Monday, February 22, 2010

What's a Poor Corporation to Do When Sued by Its Own Top H.R. Staff?

Over the years, I've represented a number of women who perform all or more than the usual duties of men, but receive significantly less pay and fewer promotions.   The pattern is the same whether representing one woman or many:  The top ranks are dominated by men, while the burden of performing greater work with less opportunity is carried by women stuck in middle management.

In a "dream case" for Plaintiff's lawyers, 4 top Human Resources executives for Dell Computer Corporation have joined to file a class action lawsuit for gender discrimination based on their inside knowledge the lay-off selection process.
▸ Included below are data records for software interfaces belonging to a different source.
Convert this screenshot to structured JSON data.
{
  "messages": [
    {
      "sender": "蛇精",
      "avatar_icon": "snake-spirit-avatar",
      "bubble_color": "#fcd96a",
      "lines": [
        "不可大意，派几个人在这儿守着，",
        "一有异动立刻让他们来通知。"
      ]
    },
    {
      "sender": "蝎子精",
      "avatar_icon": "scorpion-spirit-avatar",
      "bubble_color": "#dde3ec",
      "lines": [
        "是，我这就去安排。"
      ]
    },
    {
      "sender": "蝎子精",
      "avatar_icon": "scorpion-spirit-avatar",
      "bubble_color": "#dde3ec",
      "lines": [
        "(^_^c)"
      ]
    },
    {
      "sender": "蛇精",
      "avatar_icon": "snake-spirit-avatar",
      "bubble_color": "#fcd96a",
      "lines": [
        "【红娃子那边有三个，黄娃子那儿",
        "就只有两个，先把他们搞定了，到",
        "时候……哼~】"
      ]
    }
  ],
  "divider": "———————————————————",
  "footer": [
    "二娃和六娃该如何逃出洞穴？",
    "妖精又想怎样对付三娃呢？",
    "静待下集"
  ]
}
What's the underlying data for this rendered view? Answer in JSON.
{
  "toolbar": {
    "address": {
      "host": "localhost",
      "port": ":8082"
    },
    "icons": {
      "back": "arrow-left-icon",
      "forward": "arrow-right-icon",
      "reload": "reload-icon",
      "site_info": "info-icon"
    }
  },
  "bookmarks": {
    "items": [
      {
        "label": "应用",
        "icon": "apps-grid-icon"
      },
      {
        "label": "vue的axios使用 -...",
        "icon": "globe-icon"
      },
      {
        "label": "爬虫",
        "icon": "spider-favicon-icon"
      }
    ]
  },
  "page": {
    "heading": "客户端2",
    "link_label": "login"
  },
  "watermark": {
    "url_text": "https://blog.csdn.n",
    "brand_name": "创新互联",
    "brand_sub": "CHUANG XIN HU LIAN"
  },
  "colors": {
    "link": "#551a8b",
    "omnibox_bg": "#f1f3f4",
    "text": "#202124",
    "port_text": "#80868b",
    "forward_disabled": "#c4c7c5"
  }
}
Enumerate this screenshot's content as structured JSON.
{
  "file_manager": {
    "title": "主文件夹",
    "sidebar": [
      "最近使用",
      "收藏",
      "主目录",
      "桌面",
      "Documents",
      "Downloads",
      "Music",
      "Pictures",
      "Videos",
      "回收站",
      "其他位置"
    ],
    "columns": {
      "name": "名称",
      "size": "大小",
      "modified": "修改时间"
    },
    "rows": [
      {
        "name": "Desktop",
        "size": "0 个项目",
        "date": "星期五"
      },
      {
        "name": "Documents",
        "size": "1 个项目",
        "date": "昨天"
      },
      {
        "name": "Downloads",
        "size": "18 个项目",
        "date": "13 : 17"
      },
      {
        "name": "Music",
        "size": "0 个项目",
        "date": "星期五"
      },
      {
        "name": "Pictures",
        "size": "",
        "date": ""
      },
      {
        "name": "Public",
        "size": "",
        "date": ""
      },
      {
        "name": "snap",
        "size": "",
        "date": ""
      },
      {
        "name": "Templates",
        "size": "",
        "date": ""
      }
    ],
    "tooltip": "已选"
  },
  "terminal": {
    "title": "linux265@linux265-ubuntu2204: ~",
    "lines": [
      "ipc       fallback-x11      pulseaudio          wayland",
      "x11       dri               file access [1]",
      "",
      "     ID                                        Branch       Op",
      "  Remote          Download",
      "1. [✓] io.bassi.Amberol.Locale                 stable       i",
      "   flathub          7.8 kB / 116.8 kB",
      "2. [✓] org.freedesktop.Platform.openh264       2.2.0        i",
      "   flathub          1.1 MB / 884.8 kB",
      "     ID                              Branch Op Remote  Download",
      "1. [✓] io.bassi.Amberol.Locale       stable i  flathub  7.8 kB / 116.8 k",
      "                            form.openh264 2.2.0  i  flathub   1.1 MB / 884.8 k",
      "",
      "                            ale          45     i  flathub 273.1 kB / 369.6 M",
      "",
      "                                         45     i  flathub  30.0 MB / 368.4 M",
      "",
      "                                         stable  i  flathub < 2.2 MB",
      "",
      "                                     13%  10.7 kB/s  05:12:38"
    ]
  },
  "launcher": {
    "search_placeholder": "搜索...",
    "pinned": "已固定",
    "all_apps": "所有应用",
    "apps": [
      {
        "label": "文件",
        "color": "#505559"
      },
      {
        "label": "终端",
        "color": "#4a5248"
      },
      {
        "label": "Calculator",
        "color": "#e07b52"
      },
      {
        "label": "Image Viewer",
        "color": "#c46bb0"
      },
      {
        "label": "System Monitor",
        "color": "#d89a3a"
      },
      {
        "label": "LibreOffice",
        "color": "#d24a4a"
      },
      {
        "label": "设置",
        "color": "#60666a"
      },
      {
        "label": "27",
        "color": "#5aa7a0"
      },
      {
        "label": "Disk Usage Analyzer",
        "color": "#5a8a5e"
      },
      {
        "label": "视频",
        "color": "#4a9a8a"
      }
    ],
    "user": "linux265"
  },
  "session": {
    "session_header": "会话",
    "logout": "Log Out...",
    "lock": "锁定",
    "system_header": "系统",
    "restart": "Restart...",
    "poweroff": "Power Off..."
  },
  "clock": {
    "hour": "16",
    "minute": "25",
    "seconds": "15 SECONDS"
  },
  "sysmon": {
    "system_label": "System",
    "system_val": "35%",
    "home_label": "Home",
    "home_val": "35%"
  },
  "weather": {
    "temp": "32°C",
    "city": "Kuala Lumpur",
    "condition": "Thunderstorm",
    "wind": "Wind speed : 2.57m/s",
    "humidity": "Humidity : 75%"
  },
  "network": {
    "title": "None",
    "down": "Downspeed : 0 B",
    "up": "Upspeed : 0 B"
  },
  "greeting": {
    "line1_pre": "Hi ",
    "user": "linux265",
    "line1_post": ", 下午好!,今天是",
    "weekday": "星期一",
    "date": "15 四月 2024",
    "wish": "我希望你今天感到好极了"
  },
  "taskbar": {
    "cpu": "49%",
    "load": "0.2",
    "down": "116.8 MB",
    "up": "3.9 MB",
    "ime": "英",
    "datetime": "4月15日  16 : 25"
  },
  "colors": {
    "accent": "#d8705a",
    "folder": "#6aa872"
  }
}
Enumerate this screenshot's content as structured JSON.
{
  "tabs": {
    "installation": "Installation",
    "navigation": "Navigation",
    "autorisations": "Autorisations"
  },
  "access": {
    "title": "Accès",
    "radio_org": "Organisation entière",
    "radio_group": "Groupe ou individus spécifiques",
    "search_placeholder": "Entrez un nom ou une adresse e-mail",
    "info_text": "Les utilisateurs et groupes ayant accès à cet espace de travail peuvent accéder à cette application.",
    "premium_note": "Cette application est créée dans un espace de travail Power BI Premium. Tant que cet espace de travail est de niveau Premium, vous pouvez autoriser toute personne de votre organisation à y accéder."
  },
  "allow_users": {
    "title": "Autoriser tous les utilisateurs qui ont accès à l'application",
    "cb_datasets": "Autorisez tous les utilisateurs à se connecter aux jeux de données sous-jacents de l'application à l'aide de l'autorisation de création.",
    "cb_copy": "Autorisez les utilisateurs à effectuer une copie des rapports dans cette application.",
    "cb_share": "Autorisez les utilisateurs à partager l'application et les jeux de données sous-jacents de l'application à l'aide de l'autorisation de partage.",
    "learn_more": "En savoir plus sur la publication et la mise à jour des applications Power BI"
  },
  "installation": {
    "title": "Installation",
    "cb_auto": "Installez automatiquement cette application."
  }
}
 A 14 member all-male Executive Leadership Team that runs the Company. [Yes, Michael Dell is on the Team].   This team laid off 8000 workers in 2007-2008.  The Human Resources executives laid off state they have the hard statistical evidence to show a disproportionate number of women and older workers were targeted to take the brunt of the lay-offs.
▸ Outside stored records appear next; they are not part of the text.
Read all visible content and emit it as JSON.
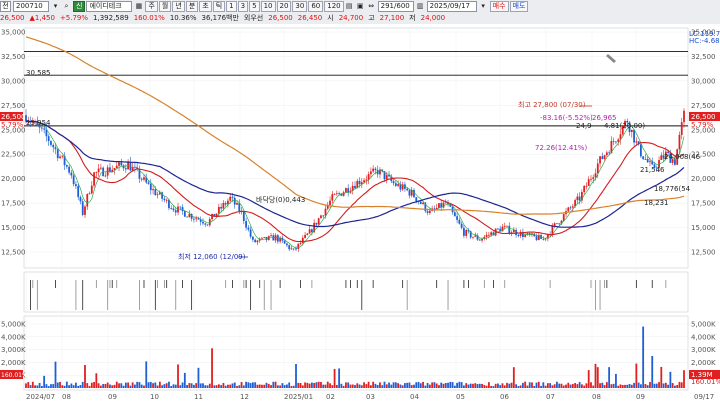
{
  "toolbar": {
    "row1": {
      "menu_label": "전",
      "stock_code": "200710",
      "dropdown_icon": "chevron-down-icon",
      "search_icon": "search-icon",
      "badge": "신",
      "stock_name": "에이디테크",
      "period_buttons": [
        "주",
        "월",
        "년",
        "분",
        "초",
        "틱"
      ],
      "interval_buttons": [
        "1",
        "3",
        "5",
        "10",
        "20",
        "30",
        "60",
        "120"
      ],
      "count_value": "291/600",
      "date_value": "2025/09/17",
      "mode_buttons": [
        "매수",
        "매도"
      ]
    },
    "row2": {
      "price": "26,500",
      "change": "1,450",
      "change_pct": "+5.79%",
      "volume": "1,392,589",
      "vol_ratio": "160.01%",
      "turnover": "10.36%",
      "amount": "36,176백만",
      "foreign_label": "외우선",
      "open_value": "26,500",
      "prev_value": "26,450",
      "open_label": "시",
      "open_price": "24,700",
      "high_label": "고",
      "high_price": "27,100",
      "low_label": "저",
      "low_price": "24,000"
    }
  },
  "chart": {
    "price_axis_ticks": [
      "35,000",
      "32,500",
      "30,000",
      "27,500",
      "25,000",
      "22,500",
      "20,000",
      "17,500",
      "15,000",
      "12,500"
    ],
    "volume_axis_ticks": [
      "5,000K",
      "4,000K",
      "3,000K",
      "2,000K",
      "1,000K"
    ],
    "left_ticks": [
      "35,000",
      "32,500",
      "30,000",
      "27,500",
      "25,000",
      "22,500",
      "20,000",
      "17,500",
      "15,000",
      "12,500"
    ],
    "left_price_box": "26,500",
    "left_pct": "5.79%",
    "left_level_label": "30,585",
    "left_low_label": "25,954",
    "left_vol_ticks": [
      "5,000K",
      "4,000K",
      "3,000K",
      "2,000K",
      "1,000K"
    ],
    "left_vol_box": "160.01%",
    "x_ticks": [
      "2024/07",
      "08",
      "09",
      "10",
      "11",
      "12",
      "2025/01",
      "02",
      "03",
      "04",
      "05",
      "06",
      "07",
      "08",
      "09",
      "09/17"
    ],
    "annotations": {
      "high": "최고 27,800 (07/30)",
      "pct1": "-83.16(-5.52%)",
      "pct1b": "26,965",
      "pct2": "72.26(12.41%)",
      "mid1": "24,9",
      "mid2": "4.81(20.00)",
      "mid3": "21,546",
      "mid4": "24.008(46",
      "low": "최저 12,060 (12/09)",
      "mid_text": "바닥당(0)0,443",
      "lc_right1": "LC:119.73",
      "lc_right2": "HC:-4.68",
      "right_label1": "18,776(54",
      "right_label2": "18,231",
      "right_price": "26,500",
      "right_pct": "5.79%",
      "vol_right1": "1.39M",
      "vol_right2": "160.01%"
    },
    "colors": {
      "up": "#e02020",
      "down": "#1f5fd6",
      "ma_red": "#d41c1c",
      "ma_navy": "#1d2590",
      "ma_orange": "#d9822b",
      "ma_green": "#2fa84f",
      "hline": "#111111"
    }
  }
}
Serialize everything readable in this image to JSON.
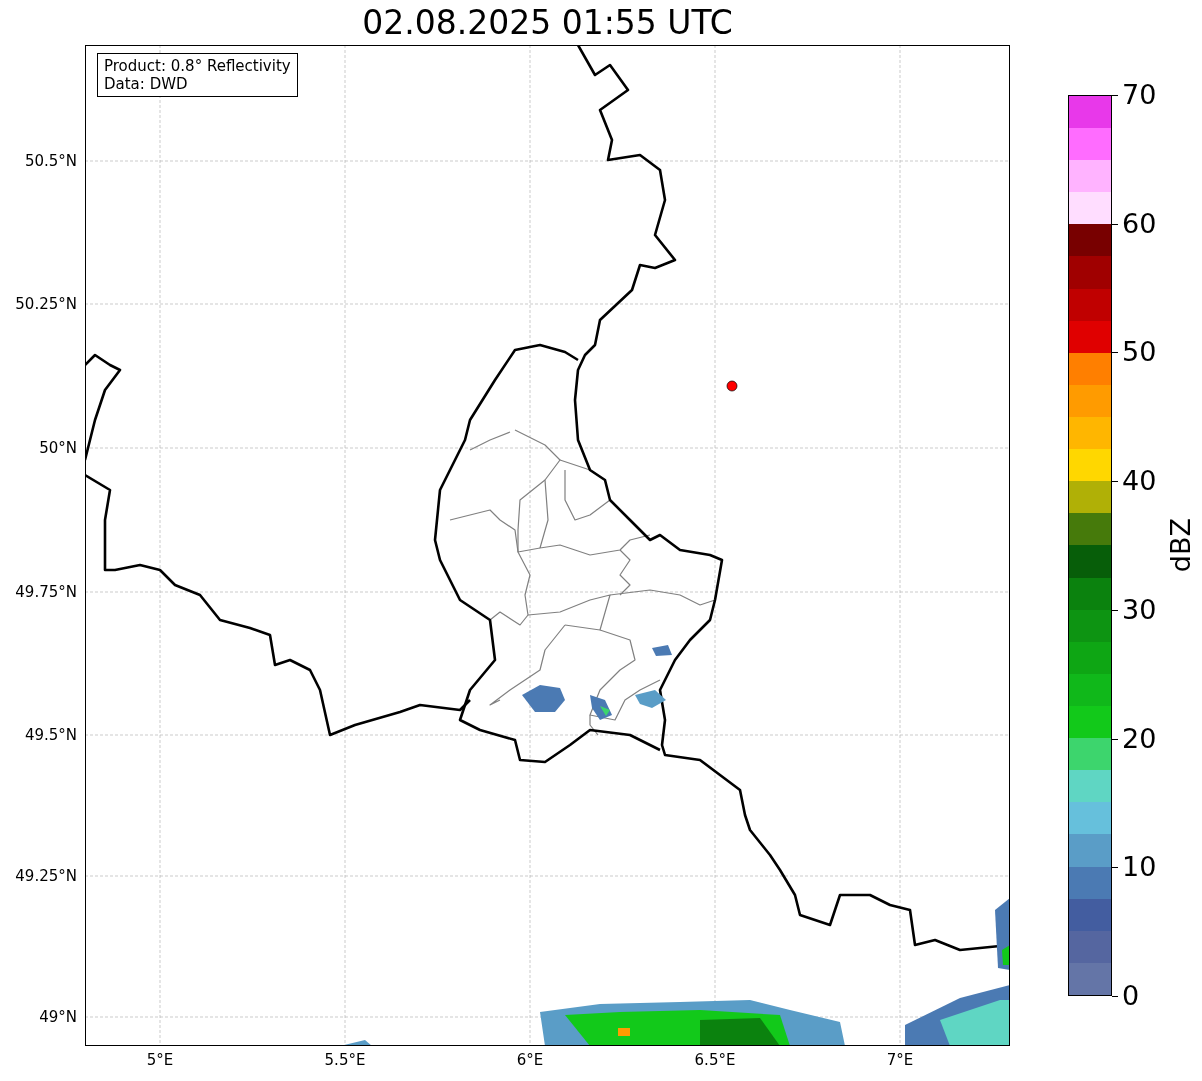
{
  "title": "02.08.2025 01:55 UTC",
  "legend": [
    "Product: 0.8° Reflectivity",
    "Data: DWD"
  ],
  "lat_labels": [
    "50.5°N",
    "50.25°N",
    "50°N",
    "49.75°N",
    "49.5°N",
    "49.25°N",
    "49°N"
  ],
  "lon_labels": [
    "5°E",
    "5.5°E",
    "6°E",
    "6.5°E",
    "7°E"
  ],
  "colorbar": {
    "label": "dBZ",
    "ticks": [
      "70",
      "60",
      "50",
      "40",
      "30",
      "20",
      "10",
      "0"
    ],
    "segments": [
      {
        "color": "#6475a7"
      },
      {
        "color": "#5566a0"
      },
      {
        "color": "#435da0"
      },
      {
        "color": "#4b7ab3"
      },
      {
        "color": "#5a9dc7"
      },
      {
        "color": "#66c0dc"
      },
      {
        "color": "#5fd6c3"
      },
      {
        "color": "#3dd56d"
      },
      {
        "color": "#12c91a"
      },
      {
        "color": "#10b81a"
      },
      {
        "color": "#0ea614"
      },
      {
        "color": "#0d9412"
      },
      {
        "color": "#0b820e"
      },
      {
        "color": "#075e09"
      },
      {
        "color": "#467a0b"
      },
      {
        "color": "#b0b006"
      },
      {
        "color": "#ffd700"
      },
      {
        "color": "#ffb600"
      },
      {
        "color": "#ff9b00"
      },
      {
        "color": "#ff7f00"
      },
      {
        "color": "#e00000"
      },
      {
        "color": "#c00000"
      },
      {
        "color": "#a00000"
      },
      {
        "color": "#780000"
      },
      {
        "color": "#ffddff"
      },
      {
        "color": "#ffb3ff"
      },
      {
        "color": "#ff6cff"
      },
      {
        "color": "#e838ea"
      }
    ]
  }
}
Damages sought:  $500 million for the class, based on accruing and future loss wages.  The case was filed in 2008.

Here's the hard reality:  lay-offs become just bigger displays of private, often unconscious but illegal biases. "Undesirables," that is, older or minority workers, are often the last to be hired in a booming economy, and the first to be let go in a recessionary economy.  The employer would like every lay-off to be conclusive evidence of "economic necessity" and will argue that whatever the case for discrimination, the employee would have been terminated anyway for lack of work.  The evidence to overcome that contention may be statistical, that is, intent will be presumed from evidence that the "protected category" of workers would not have been laid off in such large numbers if picked randomly from the work force.

 In an individual "disparate treatment" case, the employee can present evidence that his or her varied work experience, successes at work, education, special classes or "on the job" training, diligence, and adaptability/flexibility for the remaining job tasks all indicate that she was more qualified than the persons retained for the position. She may also show her position was not truly eliminated, but simply modified marginally and given a different title, but still requires many of the same skill sets and tasks as the prior position.  Helpful, but not necessary proof is that a person outside the "protected category" replaced the employee bringing the complaint.

Two fallacies I preach to all employees:  Your "at will" status does not mean you are without legal rights against discrimination, harassment, retaliation, and whistleblower protection.  Secondly, lay-offs can be smokescreens to hide discriminatory and retaliatory motives by supervisors who create "official" paper trails to justify your selection for lay-off.  You can rebut those "reasons" as lies, and win your case.    

"If the pink slip doesn't fit,
get redressed!"
Click to see my wardrobe of remedies.